On March 28, John Deedy, managing editor of Commonweal from 1967 to 1978, died at age eighty-two. Jack came to Commonweal at a tense moment and in delicate circumstances. The magazine was still riding high on the wave of postconciliar energy. The staff, however, was divided, not by politics or theology or ideology, but by personality and generation as well as the question of whether the magazine should look primarily to the secular or to the Catholic world as its chief point of reference.
Much of this story is told in Rodger Van Allen’s history, The Commonweal and American Catholicism. Unlike the internal bloodlettings suffered by many political and corporate teams, Commonweal’s differences were pursued in a way that would make the Marquis of Queensbury look like a brawler. But Jack’s hiring, without consultation among the whole staff, threatened to add a spark to a combustible atmosphere.

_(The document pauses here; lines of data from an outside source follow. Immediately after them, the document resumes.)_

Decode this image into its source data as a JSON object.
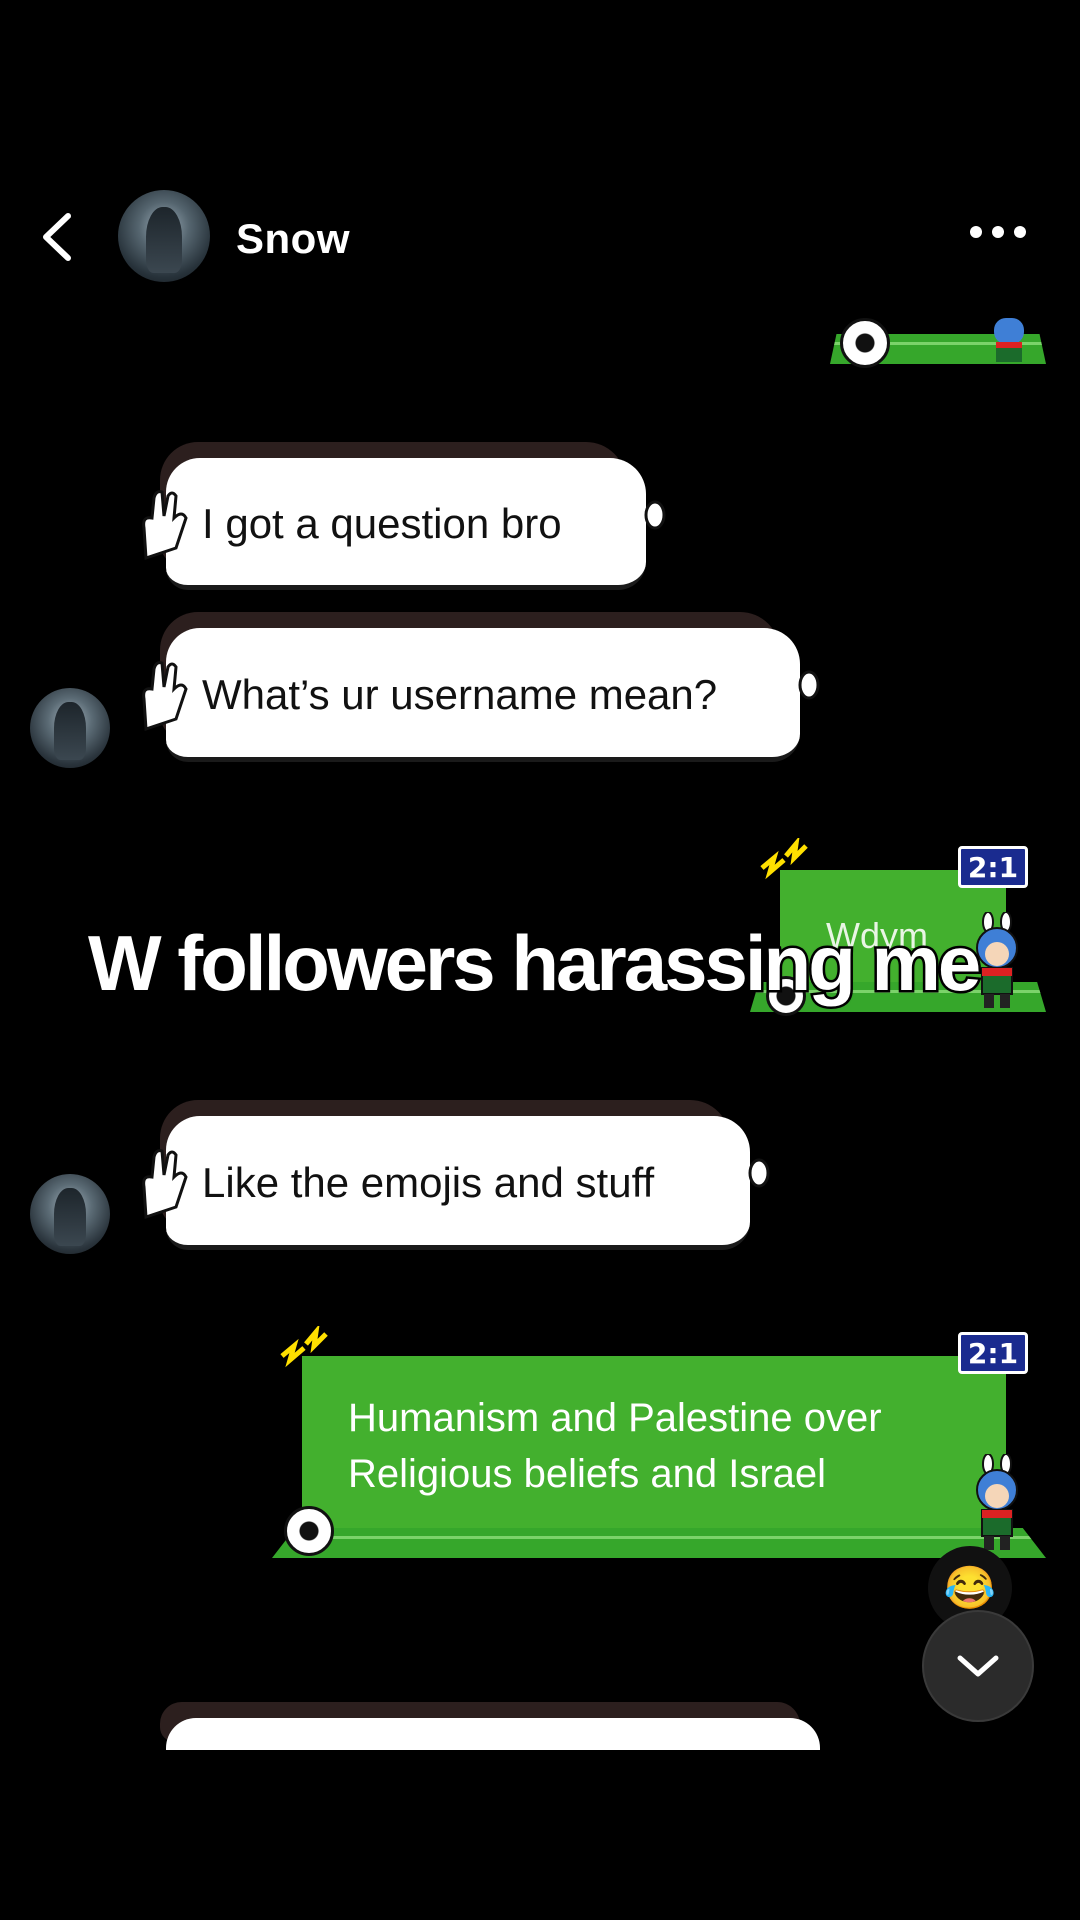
{
  "header": {
    "contact_name": "Snow",
    "back_icon": "chevron-left-icon",
    "more_icon": "more-horizontal-icon"
  },
  "messages": [
    {
      "direction": "incoming",
      "text": "I got a question bro"
    },
    {
      "direction": "incoming",
      "text": "What’s ur username mean?"
    },
    {
      "direction": "outgoing",
      "text": "Wdym"
    },
    {
      "direction": "incoming",
      "text": "Like the emojis and stuff"
    },
    {
      "direction": "outgoing",
      "text": "Humanism and Palestine over Religious beliefs and Israel"
    }
  ],
  "scoreboard": "2:1",
  "reaction": {
    "emoji": "😂"
  },
  "overlay": {
    "caption": "W followers harassing me"
  },
  "colors": {
    "background": "#000000",
    "incoming_bubble": "#ffffff",
    "outgoing_bubble": "#43b02e",
    "scoreboard": "#1a2b8f"
  }
}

That never happened. It was impossible not to like Jack. He added sparks, but of a different sort. Professional skill, to be sure, for Jack was the product of a long career in journalism, first as teenage stringer for the Worcester Telegram and the Boston Post, then freelancer in Ireland and France following his World War II military service, and finally editor of diocesan papers in Worcester and Pittsburgh who had covered three session of Vatican II.
Then there was sheer energy. Office life benefited from the two books he wrote and one he edited during his tenure at Commonweal. (Jack’s lifetime output added up to twenty-three such volumes.) His Literary Places: A Guided Pilgrimage, New York and New England reflected a devotion to great writers nurtured at College of the Holy Cross and, on the G.I. Bill, at Trinity College, Dublin. His later book, Auden as Didymus (1993), delved into the columns that W. H. Auden wrote for Commonweal in the 1940s under the pen name of Didymus (the Good Thief). Jack also wrote for Catholic journals in France, Italy, and Britain as well as for the Nation, the New Republic, the Critic, and other magazines here. For a while, he even managed a radio program.
Still, the spark that counted most was the tireless yet inveterately cheerful way he went about trying to expose and undo the world’s-and the church’s-follies.
Jack was a man graced with kindness but not, to all appearances, plagued by doubts or ambiguities. His “News & Views,” a page of quick and pointed items, ran inside the cover of every issue of Commonweal. He almost certainly didn’t intend it, but the column’s placement and his own deft touch made it in some ways the face of the magazine during the late 1960s and for much of the 1970s. His politics were liberal, of the kind running from the New Deal to the Great Society. His sympathies were with rebels and underdogs. If you ever bumped up against the authorities in a good cause, he was the guy you wanted on your jury.
In 1968, a year after Jack arrived at Commonweal, liberal Catholics were dealt a double blow, Humanae vitae and the bitter divisions among Democrats over Vietnam. “These were exciting but hardly triumphant years for an editor at Commonweal,” the magazine noted in an editorial bidding Jack farewell. “American liberalism was fragmenting, postconciliar optimism evaporating. Through it all, John Deedy carried on in a style that matched militancy with good humor, a zeal for combat with personal gentleness, and a refusal to take it all too seriously.” May he rest in peace.